[Start of Attachment]

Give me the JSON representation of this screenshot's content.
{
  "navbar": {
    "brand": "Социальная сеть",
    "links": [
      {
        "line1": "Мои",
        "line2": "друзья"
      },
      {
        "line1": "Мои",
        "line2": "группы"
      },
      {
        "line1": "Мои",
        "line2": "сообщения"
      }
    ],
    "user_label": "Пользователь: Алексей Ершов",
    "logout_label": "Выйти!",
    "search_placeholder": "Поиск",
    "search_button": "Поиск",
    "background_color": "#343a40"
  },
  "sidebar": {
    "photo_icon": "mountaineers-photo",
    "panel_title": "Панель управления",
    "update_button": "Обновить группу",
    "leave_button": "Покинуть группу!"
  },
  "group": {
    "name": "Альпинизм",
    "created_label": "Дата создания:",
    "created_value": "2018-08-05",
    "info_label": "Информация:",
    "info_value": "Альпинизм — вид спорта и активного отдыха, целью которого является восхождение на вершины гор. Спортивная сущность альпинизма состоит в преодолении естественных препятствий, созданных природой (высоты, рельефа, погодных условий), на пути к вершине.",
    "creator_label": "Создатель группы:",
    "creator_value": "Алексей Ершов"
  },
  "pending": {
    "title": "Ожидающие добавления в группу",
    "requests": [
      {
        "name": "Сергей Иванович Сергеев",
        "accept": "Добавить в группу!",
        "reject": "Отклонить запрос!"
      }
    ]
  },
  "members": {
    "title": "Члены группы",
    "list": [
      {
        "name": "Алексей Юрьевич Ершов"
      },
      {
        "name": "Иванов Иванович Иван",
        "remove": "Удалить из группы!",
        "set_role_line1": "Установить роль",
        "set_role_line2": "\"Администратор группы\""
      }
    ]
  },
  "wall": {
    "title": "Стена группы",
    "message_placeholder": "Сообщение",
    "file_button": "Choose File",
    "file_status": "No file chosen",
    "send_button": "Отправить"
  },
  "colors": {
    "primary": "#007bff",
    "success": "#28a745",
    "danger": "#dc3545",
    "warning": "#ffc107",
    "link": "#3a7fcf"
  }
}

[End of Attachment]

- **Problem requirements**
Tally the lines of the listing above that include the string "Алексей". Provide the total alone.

- **Solution for this exercise**
3